I used to think that being a creative person meant you had to wear a beret and sit outside of a café, rattling off lines of literature. Or maybe you had to be a tortured soul who was always mad if things didn’t end up a certain way, wandering around depressed all the time. So what does it mean to live a creative life?
Passion in Life
People kept telling me they admired my creativity. Me? Creative? I’d never thought of myself that way because I didn’t wear a beret. I just did what I enjoyed, worked hard, lived life. But the more I thought about it, I realized what they were talking about. People said I was creative because I was musical, and I was a writer.
Those things seemed to come so easily to me–at least that’s how others perceived it. They didn’t see the hours of hard work and practice or the daily study and drills I put myself through for my music and writing. To others, I seemed super creative. To me, I just thought it was what I was passionate about and pursued it.
Embracing the Life
I wondered what it would look like if others embraced this creative life as well. How could creativity become natural to our daily lives? For some of us, creativity is locked up tight, just waiting to get out. So many people have told me they don’t believe they are creative. I don’t believe that.

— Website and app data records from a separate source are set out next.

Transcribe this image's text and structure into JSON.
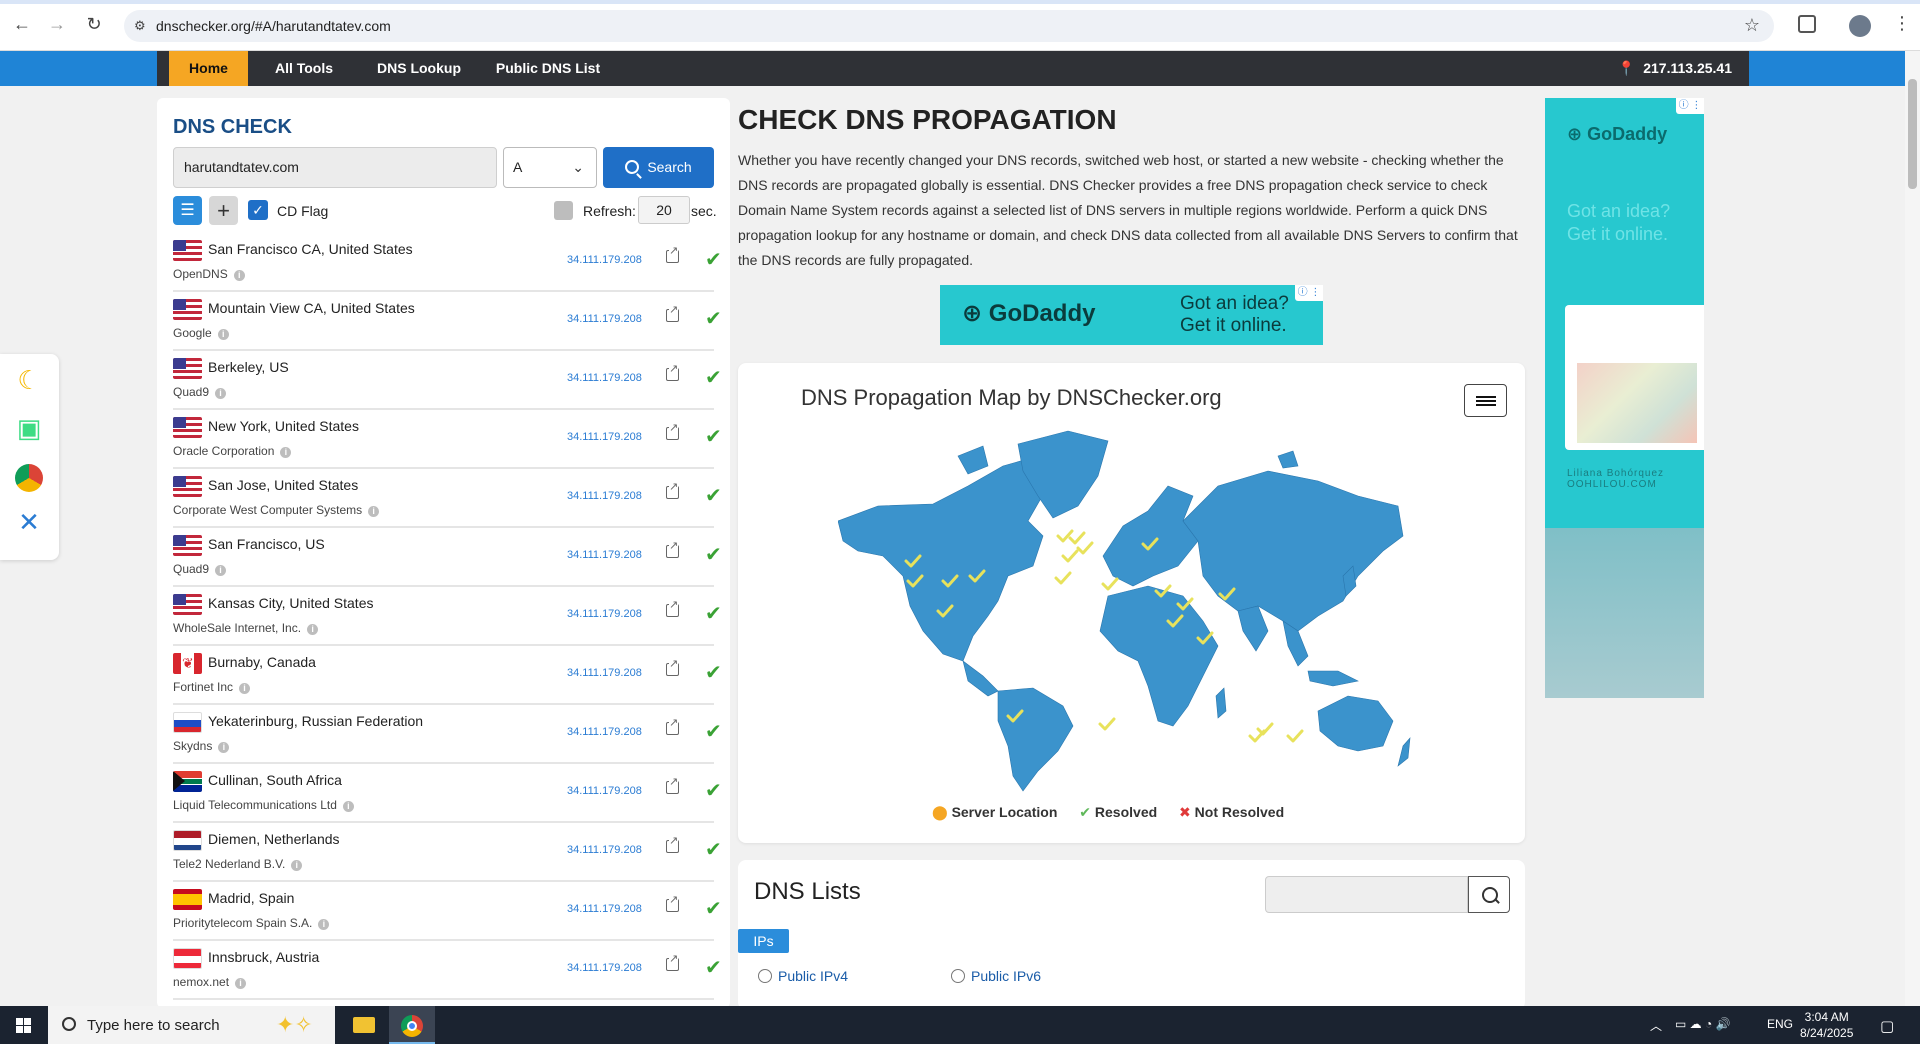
{
  "browser": {
    "url": "dnschecker.org/#A/harutandtatev.com"
  },
  "nav": {
    "items": [
      "Home",
      "All Tools",
      "DNS Lookup",
      "Public DNS List"
    ],
    "ip": "217.113.25.41"
  },
  "dns_check": {
    "title": "DNS CHECK",
    "domain": "harutandtatev.com",
    "record_type": "A",
    "search_label": "Search",
    "cd_flag_label": "CD Flag",
    "refresh_label": "Refresh:",
    "refresh_value": "20",
    "refresh_unit": "sec."
  },
  "results": [
    {
      "location": "San Francisco CA, United States",
      "provider": "OpenDNS",
      "ip": "34.111.179.208",
      "flag": "us"
    },
    {
      "location": "Mountain View CA, United States",
      "provider": "Google",
      "ip": "34.111.179.208",
      "flag": "us"
    },
    {
      "location": "Berkeley, US",
      "provider": "Quad9",
      "ip": "34.111.179.208",
      "flag": "us"
    },
    {
      "location": "New York, United States",
      "provider": "Oracle Corporation",
      "ip": "34.111.179.208",
      "flag": "us"
    },
    {
      "location": "San Jose, United States",
      "provider": "Corporate West Computer Systems",
      "ip": "34.111.179.208",
      "flag": "us"
    },
    {
      "location": "San Francisco, US",
      "provider": "Quad9",
      "ip": "34.111.179.208",
      "flag": "us"
    },
    {
      "location": "Kansas City, United States",
      "provider": "WholeSale Internet, Inc.",
      "ip": "34.111.179.208",
      "flag": "us"
    },
    {
      "location": "Burnaby, Canada",
      "provider": "Fortinet Inc",
      "ip": "34.111.179.208",
      "flag": "ca"
    },
    {
      "location": "Yekaterinburg, Russian Federation",
      "provider": "Skydns",
      "ip": "34.111.179.208",
      "flag": "ru"
    },
    {
      "location": "Cullinan, South Africa",
      "provider": "Liquid Telecommunications Ltd",
      "ip": "34.111.179.208",
      "flag": "za"
    },
    {
      "location": "Diemen, Netherlands",
      "provider": "Tele2 Nederland B.V.",
      "ip": "34.111.179.208",
      "flag": "nl"
    },
    {
      "location": "Madrid, Spain",
      "provider": "Prioritytelecom Spain S.A.",
      "ip": "34.111.179.208",
      "flag": "es"
    },
    {
      "location": "Innsbruck, Austria",
      "provider": "nemox.net",
      "ip": "34.111.179.208",
      "flag": "at"
    }
  ],
  "main": {
    "title": "CHECK DNS PROPAGATION",
    "intro": "Whether you have recently changed your DNS records, switched web host, or started a new website - checking whether the DNS records are propagated globally is essential. DNS Checker provides a free DNS propagation check service to check Domain Name System records against a selected list of DNS servers in multiple regions worldwide. Perform a quick DNS propagation lookup for any hostname or domain, and check DNS data collected from all available DNS Servers to confirm that the DNS records are fully propagated."
  },
  "banner_ad": {
    "brand": "GoDaddy",
    "tagline": "Got an idea? Get it online."
  },
  "map": {
    "title": "DNS Propagation Map by DNSChecker.org",
    "legend": [
      "Server Location",
      "Resolved",
      "Not Resolved"
    ]
  },
  "dns_lists": {
    "title": "DNS Lists",
    "tab": "IPs",
    "links": [
      "Public IPv4",
      "Public IPv6"
    ]
  },
  "side_ad": {
    "brand": "GoDaddy",
    "tagline": "Got an idea? Get it online.",
    "caption_name": "Liliana Bohórquez",
    "caption_site": "OOHLILOU.COM"
  },
  "taskbar": {
    "search_placeholder": "Type here to search",
    "lang": "ENG",
    "time": "3:04 AM",
    "date": "8/24/2025"
  },
  "colors": {
    "brand_blue": "#1f84d6",
    "home_tab": "#f5a623",
    "resolved": "#3aa235",
    "ad_teal": "#27c8cf"
  }
}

I’ve met dozens of teachers who create amazing lessons for their students, moms who create cool stuff for their kids and countless others with dozens of ideas sparking in their heads of what that they want to share. We all have creativity inside us. It’s what we do to release it that grows our creativity. We just need the right keys to unlock it.
Living the Life
- Ask Questions: Don’t be afraid to ask why something is the way it is, or how it might be different. There are a thousand questions you can ask–it only takes one to start an idea.
- Write it down: When the moment strikes, it may be fleeting, so write it down. I cannot stress this enough. If not, you’ll lose the idea or thought, and most likely, not remember you even had it.
- Let go of inhibitions: Sometimes, the biggest battle is our analytical side telling us our idea is no good, and no one will care about it. But you can’t be afraid of what others will think or say. They may love it or hate it. You’ll never know until you create it.
- Set aside daily time to create: Preferably, choose the same time of day to work on your ideas. This will train your brain to open up that window of creativity. I practice free-writing or writing exercises during this time to open up those creative crevices and enjoy quiet times to think and reflect.
- Start creating: No excuses! It’s time to start creating and unlock all the stuff that’s been dying to get out. Commit today to pursuing your passion in life.
Rachelle Harp is editor-in-chief and co-founder of The Intentional Novelist, as well as an avid coffee drinker. Her speculative fiction has appeared in Havok Magazine and her non-fiction in Chicken Soup for the Soul. She’s got upcoming stories at Galaxy’s Edge Magazine and StarShipSofa. She’s a finalist in the L. Ron Hubbard’s Writers of the Future Contest, a Zebulon Contest Novel winner, and a Novel Rocket Launch Pad Novel Contest grand prize winner. Read more at rachelleharp.com or follow her on Twitter.